    Reverse logistics is the process of managing the return of goods. It is also referred to as "aftermarket customer services". Any time money is taken from a company's warranty reserve or service logistics budget, one can speak of a reverse logistics operation. Reverse logistics is also the process of managing the return of goods from store, which the returned goods are sent back to warehouse and after that either warehouse scrap the goods or send them back to supplier for replacement depending on the warranty of the merchandise.

    Supply chain systems configure value for those that organize the networks. Value is the additional revenue over and above the costs of building the network. Co-creating value and sharing the benefits appropriately to encourage effective participation is a key challenge for any supply system. Tony Hines defines value as follows: "Ultimately it is the customer who pays the price for service delivered that confirms value and not the producer who simply adds cost until that point". Global supply chains pose challenges regarding both quantity and value. Supply and value chain trends include:.

    These trends have many benefits for manufacturers because they make possible larger lot sizes, lower taxes, and better environments e. There are many additional challenges when the scope of supply chains is global. This is because with a supply chain of a larger scope, the lead time is much longer, and because there are more issues involved, such as multiple currencies, policies, and laws. The consequent problems include different currencies and valuations in different countries, different tax laws, different trading protocols, vulnerability to natural disasters and cyber threats, [81] and lack of transparency of cost and profit.

    Supply-chain consulting is the providing of expert knowledge in order to assess the productivity of a supply-chain and, ideally, to enhance the productivity. Supply chain Consulting is a service involved in transfer of knowledge on how to exploit existing assets through improved coordination and can hence be a source of competitive advantage; Hereby the role of the consultant is to help management by adding value to the whole process through the various sectors from the ordering of the raw materials to the final product.

    On this regard, firms either build internal teams of consultants to tackle the issue or use external ones, companies choose between these two approaches taking into consideration various factors. The use of external consultants is a common practice among companies. Supply chain professionals need to have knowledge of managing supply chain functions such as transportation, warehousing , inventory management , and production planning. In the past, supply chain professionals emphasized logistics skills, such as knowledge of shipping routes, familiarity with warehousing equipment and distribution center locations and footprints, and a solid grasp of freight rates and fuel costs.

    More recently, supply-chain management extends to logistical support across firms and management of global supply chains. Supply chain professionals play major roles in the design and management of supply chains.

    That same week, roughly a third of the United States was affected by a winter storm that closed major airports and interstate highways, delaying countless shipments.
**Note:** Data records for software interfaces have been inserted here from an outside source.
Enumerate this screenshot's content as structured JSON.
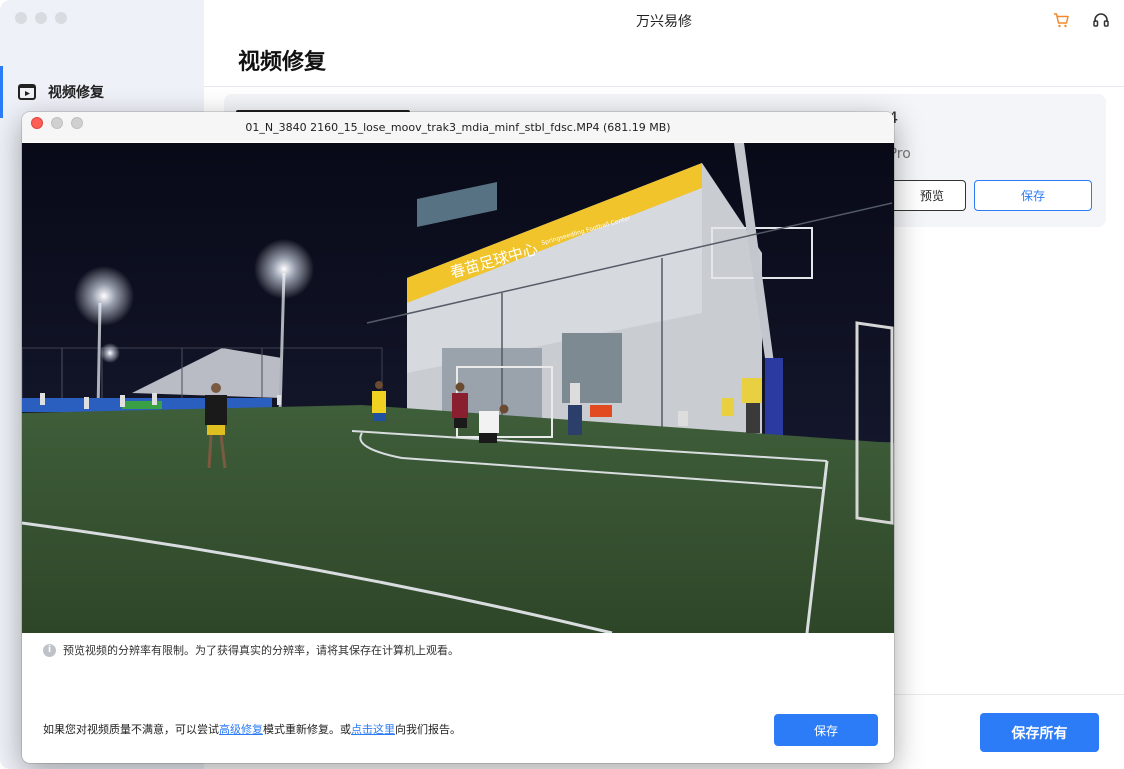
{
  "app": {
    "title": "万兴易修",
    "page_title": "视频修复",
    "sidebar": {
      "items": [
        {
          "label": "视频修复",
          "icon": "video-icon",
          "active": true
        }
      ]
    },
    "toolbar_icons": [
      "cart-icon",
      "headset-icon"
    ],
    "accent_color": "#2b7cf6"
  },
  "file_card": {
    "size_fragment": "4",
    "model_fragment": "oPro",
    "preview_label": "预览",
    "save_label": "保存"
  },
  "footer": {
    "save_all_label": "保存所有"
  },
  "dialog": {
    "title": "01_N_3840 2160_15_lose_moov_trak3_mdia_minf_stbl_fdsc.MP4 (681.19 MB)",
    "video_sign": "春苗足球中心",
    "video_sign_sub": "Springseedling Football Center",
    "notice": "预览视频的分辨率有限制。为了获得真实的分辨率，请将其保存在计算机上观看。",
    "footer_text_1": "如果您对视频质量不满意，可以尝试",
    "footer_link_1": "高级修复",
    "footer_text_2": "模式重新修复。或",
    "footer_link_2": "点击这里",
    "footer_text_3": "向我们报告。",
    "save_label": "保存"
  }
}
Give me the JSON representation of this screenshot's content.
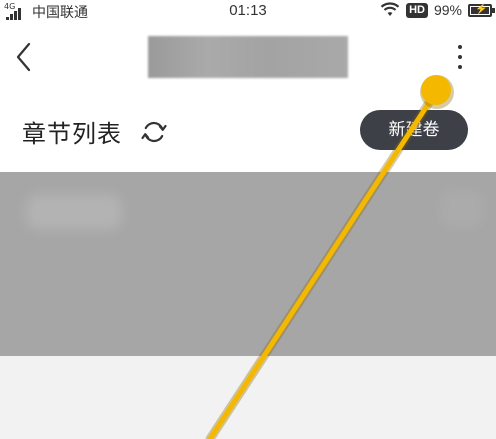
{
  "status_bar": {
    "network": "4G",
    "carrier": "中国联通",
    "time": "01:13",
    "hd_label": "HD",
    "battery_percent": "99%",
    "battery_level": 0.99,
    "icons": [
      "signal-icon",
      "wifi-icon",
      "battery-icon"
    ]
  },
  "nav": {
    "back_icon": "chevron-left-icon",
    "title": "",
    "more_icon": "more-vertical-icon"
  },
  "chapter_section": {
    "title": "章节列表",
    "refresh_icon": "refresh-icon",
    "new_volume_label": "新建卷",
    "accent_color": "#3d4047"
  },
  "gesture": {
    "color": "#f5b800",
    "description_icon": "tap-drag-gesture"
  }
}
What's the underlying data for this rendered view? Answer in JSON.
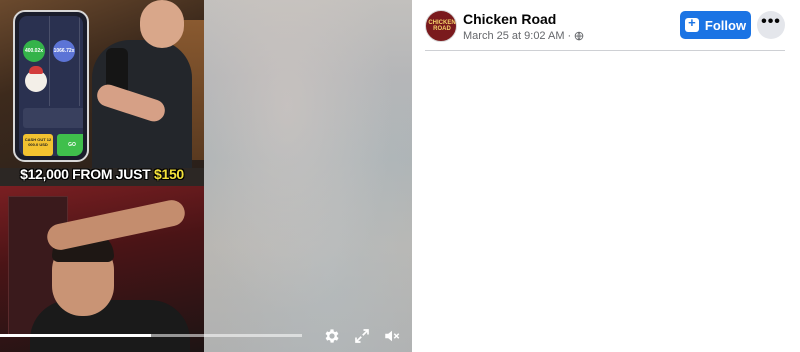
{
  "video": {
    "phone": {
      "multiplier_left": "400.02x",
      "multiplier_right": "1066.72x",
      "cashout_label": "CASH OUT 12 000.0 USD",
      "go_label": "GO"
    },
    "caption_prefix": "$12,000 FROM JUST ",
    "caption_highlight": "$150",
    "progress": 0.5,
    "controls": {
      "settings_icon": "gear-icon",
      "fullscreen_icon": "fullscreen-icon",
      "mute_icon": "volume-muted-icon"
    }
  },
  "post": {
    "page_name": "Chicken Road",
    "avatar_text": "CHICKEN ROAD",
    "timestamp": "March 25 at 9:02 AM",
    "separator": "·",
    "audience_icon": "globe-icon",
    "follow_label": "Follow",
    "more_label": "•••"
  },
  "colors": {
    "follow_blue": "#1b74e4",
    "caption_yellow": "#f3e13a",
    "avatar_red": "#7a1a1d"
  }
}
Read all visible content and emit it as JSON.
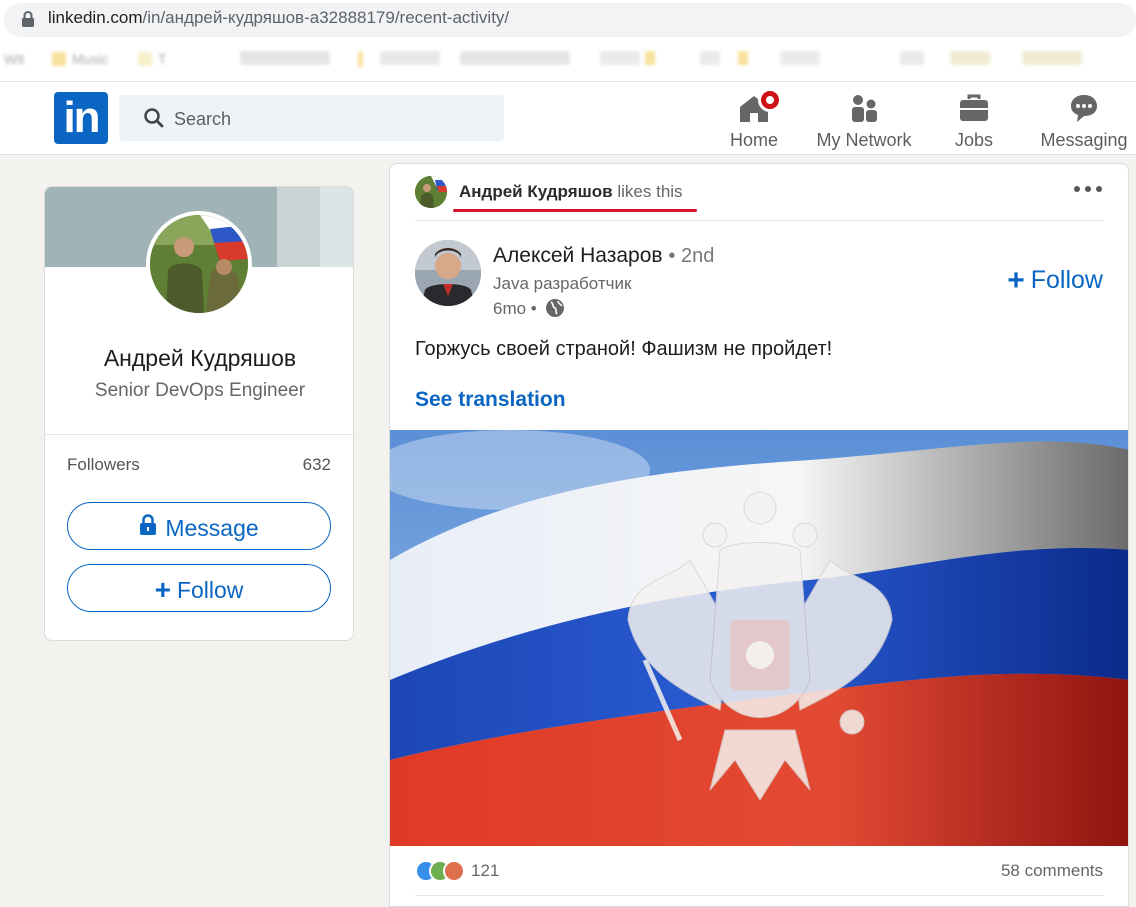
{
  "browser": {
    "url_host": "linkedin.com",
    "url_path": "/in/андрей-кудряшов-a32888179/recent-activity/",
    "bookmarks": [
      "Wit",
      "Music",
      "T"
    ]
  },
  "nav": {
    "search_placeholder": "Search",
    "items": [
      {
        "label": "Home",
        "icon": "home-icon"
      },
      {
        "label": "My Network",
        "icon": "network-icon"
      },
      {
        "label": "Jobs",
        "icon": "briefcase-icon"
      },
      {
        "label": "Messaging",
        "icon": "messaging-icon"
      }
    ]
  },
  "profile": {
    "name": "Андрей Кудряшов",
    "headline": "Senior DevOps Engineer",
    "followers_label": "Followers",
    "followers_count": "632",
    "message_label": "Message",
    "follow_label": "Follow"
  },
  "post": {
    "liker_name": "Андрей Кудряшов",
    "liker_action": "likes this",
    "author_name": "Алексей Назаров",
    "author_degree": "• 2nd",
    "author_headline": "Java разработчик",
    "time": "6mo •",
    "follow_label": "Follow",
    "text": "Горжусь своей страной! Фашизм не пройдет!",
    "see_translation": "See translation",
    "reaction_count": "121",
    "comments": "58 comments"
  },
  "colors": {
    "linkedin_blue": "#0a66c2",
    "notification_red": "#cc1016",
    "annotation_red": "#d9162a",
    "flag_white": "#ffffff",
    "flag_blue": "#1f4fbf",
    "flag_red": "#d92b1f"
  }
}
This book arrives, then, at an opportune moment as its central point is the importance of planning for supply chain disasters, of all shapes and sizes.

    While the author, a consultant with the Disaster Recovery Institute International, does a good job offering an overview of how to identify risks and subsequently reduce or eliminate the incidence of supply chain disruptions, what sets this book apart is its supplemental material. Ultimately, unforeseen disasters are always going to happen, but this book provides plenty of tactical advice on how to mitigate the effects of those disasters. As a consultant with the Disaster Recovery Institute International, the author offers an overview of how to identify risks and subsequently reduce or eliminate the incidence of supply chain disruptions.

    Hide comments.